Your instructions: Retype the data that follows exactly. No pictures belong in the copy.

Data records for software interfaces:

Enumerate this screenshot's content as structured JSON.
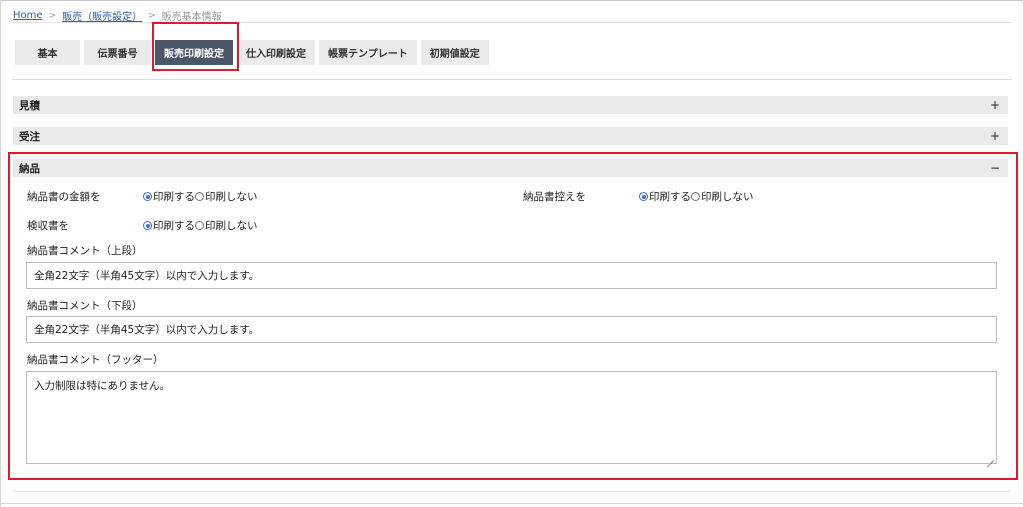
{
  "breadcrumb": {
    "items": [
      "Home",
      "販売（販売設定）",
      "販売基本情報"
    ],
    "separator": ">"
  },
  "tabs": [
    {
      "label": "基本",
      "active": false
    },
    {
      "label": "伝票番号",
      "active": false
    },
    {
      "label": "販売印刷設定",
      "active": true
    },
    {
      "label": "仕入印刷設定",
      "active": false
    },
    {
      "label": "帳票テンプレート",
      "active": false
    },
    {
      "label": "初期値設定",
      "active": false
    }
  ],
  "sections": {
    "mitsumori": {
      "title": "見積",
      "toggle": "+"
    },
    "juchu": {
      "title": "受注",
      "toggle": "+"
    },
    "nohin": {
      "title": "納品",
      "toggle": "−"
    }
  },
  "nohin_form": {
    "kingaku": {
      "label": "納品書の金額を",
      "options": [
        "印刷する",
        "印刷しない"
      ],
      "selected": "印刷する"
    },
    "hikae": {
      "label": "納品書控えを",
      "options": [
        "印刷する",
        "印刷しない"
      ],
      "selected": "印刷する"
    },
    "kenshu": {
      "label": "検収書を",
      "options": [
        "印刷する",
        "印刷しない"
      ],
      "selected": "印刷する"
    },
    "comment_upper": {
      "label": "納品書コメント（上段）",
      "value": "全角22文字（半角45文字）以内で入力します。"
    },
    "comment_lower": {
      "label": "納品書コメント（下段）",
      "value": "全角22文字（半角45文字）以内で入力します。"
    },
    "comment_footer": {
      "label": "納品書コメント（フッター）",
      "value": "入力制限は特にありません。"
    }
  },
  "colors": {
    "accent": "#4c5669",
    "highlight": "#e1192c",
    "link": "#2a64a6",
    "radio": "#3f6fd0"
  }
}
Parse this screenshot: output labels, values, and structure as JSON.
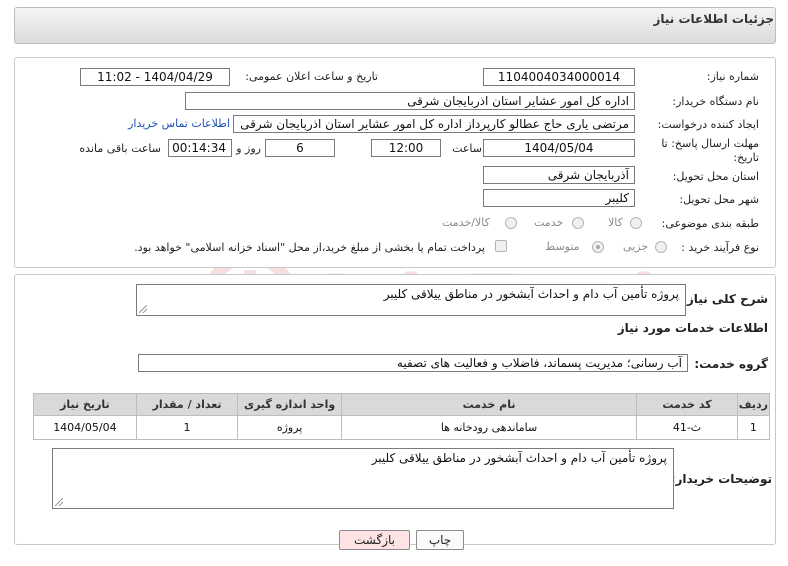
{
  "header": {
    "title": "جزئیات اطلاعات نیاز"
  },
  "form": {
    "need_number_label": "شماره نیاز:",
    "need_number": "1104004034000014",
    "announce_label": "تاریخ و ساعت اعلان عمومی:",
    "announce_value": "1404/04/29 - 11:02",
    "buyer_org_label": "نام دستگاه خریدار:",
    "buyer_org": "اداره کل امور عشایر استان اذربایجان شرقی",
    "creator_label": "ایجاد کننده درخواست:",
    "creator": "مرتضی یاری حاج عطالو کارپرداز اداره کل امور عشایر استان اذربایجان شرقی",
    "contact_link": "اطلاعات تماس خریدار",
    "deadline_label_1": "مهلت ارسال پاسخ: تا",
    "deadline_label_2": "تاریخ:",
    "deadline_date": "1404/05/04",
    "time_label": "ساعت",
    "deadline_time": "12:00",
    "days_value": "6",
    "days_label": "روز و",
    "remaining_time": "00:14:34",
    "remaining_label": "ساعت باقی مانده",
    "province_label": "استان محل تحویل:",
    "province": "آذربایجان شرقی",
    "city_label": "شهر محل تحویل:",
    "city": "کلیبر",
    "category_label": "طبقه بندی موضوعی:",
    "category_options": [
      "کالا",
      "خدمت",
      "کالا/خدمت"
    ],
    "process_label": "نوع فرآیند خرید :",
    "process_options": [
      "جزیی",
      "متوسط"
    ],
    "payment_note": "پرداخت تمام یا بخشی از مبلغ خرید،از محل \"اسناد خزانه اسلامی\" خواهد بود."
  },
  "description": {
    "label": "شرح کلی نیاز:",
    "text": "پروژه تأمین آب دام و احداث آبشخور در مناطق ییلاقی کلیبر"
  },
  "services": {
    "section_title": "اطلاعات خدمات مورد نیاز",
    "group_label": "گروه خدمت:",
    "group_value": "آب رسانی؛ مدیریت پسماند، فاضلاب و فعالیت های تصفیه"
  },
  "table": {
    "headers": [
      "ردیف",
      "کد خدمت",
      "نام خدمت",
      "واحد اندازه گیری",
      "تعداد / مقدار",
      "تاریخ نیاز"
    ],
    "rows": [
      [
        "1",
        "ث-41",
        "ساماندهی رودخانه ها",
        "پروژه",
        "1",
        "1404/05/04"
      ]
    ]
  },
  "buyer_notes": {
    "label": "توضیحات خریدار:",
    "text": "پروژه تأمین  آب دام و احداث آبشخور در مناطق ییلاقی کلیبر"
  },
  "buttons": {
    "print": "چاپ",
    "back": "بازگشت"
  },
  "colors": {
    "link": "#1a4fb5",
    "back_button_bg": "#fde3e3",
    "header_bg": "#e6e6e6"
  }
}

Answer area:
Enumerate this screenshot's content as structured JSON.
{
  "breadcrumb": {
    "items": [
      "Home",
      "販売（販売設定）",
      "販売基本情報"
    ],
    "separator": ">"
  },
  "tabs": [
    {
      "label": "基本",
      "active": false
    },
    {
      "label": "伝票番号",
      "active": false
    },
    {
      "label": "販売印刷設定",
      "active": true
    },
    {
      "label": "仕入印刷設定",
      "active": false
    },
    {
      "label": "帳票テンプレート",
      "active": false
    },
    {
      "label": "初期値設定",
      "active": false
    }
  ],
  "sections": {
    "mitsumori": {
      "title": "見積",
      "toggle": "+"
    },
    "juchu": {
      "title": "受注",
      "toggle": "+"
    },
    "nohin": {
      "title": "納品",
      "toggle": "−"
    }
  },
  "nohin_form": {
    "kingaku": {
      "label": "納品書の金額を",
      "options": [
        "印刷する",
        "印刷しない"
      ],
      "selected": "印刷する"
    },
    "hikae": {
      "label": "納品書控えを",
      "options": [
        "印刷する",
        "印刷しない"
      ],
      "selected": "印刷する"
    },
    "kenshu": {
      "label": "検収書を",
      "options": [
        "印刷する",
        "印刷しない"
      ],
      "selected": "印刷する"
    },
    "comment_upper": {
      "label": "納品書コメント（上段）",
      "value": "全角22文字（半角45文字）以内で入力します。"
    },
    "comment_lower": {
      "label": "納品書コメント（下段）",
      "value": "全角22文字（半角45文字）以内で入力します。"
    },
    "comment_footer": {
      "label": "納品書コメント（フッター）",
      "value": "入力制限は特にありません。"
    }
  },
  "colors": {
    "accent": "#4c5669",
    "highlight": "#e1192c",
    "link": "#2a64a6",
    "radio": "#3f6fd0"
  }
}
Parse this screenshot: output labels, values, and structure as JSON.
{
  "header": {
    "title": "جزئیات اطلاعات نیاز"
  },
  "form": {
    "need_number_label": "شماره نیاز:",
    "need_number": "1104004034000014",
    "announce_label": "تاریخ و ساعت اعلان عمومی:",
    "announce_value": "1404/04/29 - 11:02",
    "buyer_org_label": "نام دستگاه خریدار:",
    "buyer_org": "اداره کل امور عشایر استان اذربایجان شرقی",
    "creator_label": "ایجاد کننده درخواست:",
    "creator": "مرتضی یاری حاج عطالو کارپرداز اداره کل امور عشایر استان اذربایجان شرقی",
    "contact_link": "اطلاعات تماس خریدار",
    "deadline_label_1": "مهلت ارسال پاسخ: تا",
    "deadline_label_2": "تاریخ:",
    "deadline_date": "1404/05/04",
    "time_label": "ساعت",
    "deadline_time": "12:00",
    "days_value": "6",
    "days_label": "روز و",
    "remaining_time": "00:14:34",
    "remaining_label": "ساعت باقی مانده",
    "province_label": "استان محل تحویل:",
    "province": "آذربایجان شرقی",
    "city_label": "شهر محل تحویل:",
    "city": "کلیبر",
    "category_label": "طبقه بندی موضوعی:",
    "category_options": [
      "کالا",
      "خدمت",
      "کالا/خدمت"
    ],
    "process_label": "نوع فرآیند خرید :",
    "process_options": [
      "جزیی",
      "متوسط"
    ],
    "payment_note": "پرداخت تمام یا بخشی از مبلغ خرید،از محل \"اسناد خزانه اسلامی\" خواهد بود."
  },
  "description": {
    "label": "شرح کلی نیاز:",
    "text": "پروژه تأمین آب دام و احداث آبشخور در مناطق ییلاقی کلیبر"
  },
  "services": {
    "section_title": "اطلاعات خدمات مورد نیاز",
    "group_label": "گروه خدمت:",
    "group_value": "آب رسانی؛ مدیریت پسماند، فاضلاب و فعالیت های تصفیه"
  },
  "table": {
    "headers": [
      "ردیف",
      "کد خدمت",
      "نام خدمت",
      "واحد اندازه گیری",
      "تعداد / مقدار",
      "تاریخ نیاز"
    ],
    "rows": [
      [
        "1",
        "ث-41",
        "ساماندهی رودخانه ها",
        "پروژه",
        "1",
        "1404/05/04"
      ]
    ]
  },
  "buyer_notes": {
    "label": "توضیحات خریدار:",
    "text": "پروژه تأمین  آب دام و احداث آبشخور در مناطق ییلاقی کلیبر"
  },
  "buttons": {
    "print": "چاپ",
    "back": "بازگشت"
  },
  "colors": {
    "link": "#1a4fb5",
    "back_button_bg": "#fde3e3",
    "header_bg": "#e6e6e6"
  }
}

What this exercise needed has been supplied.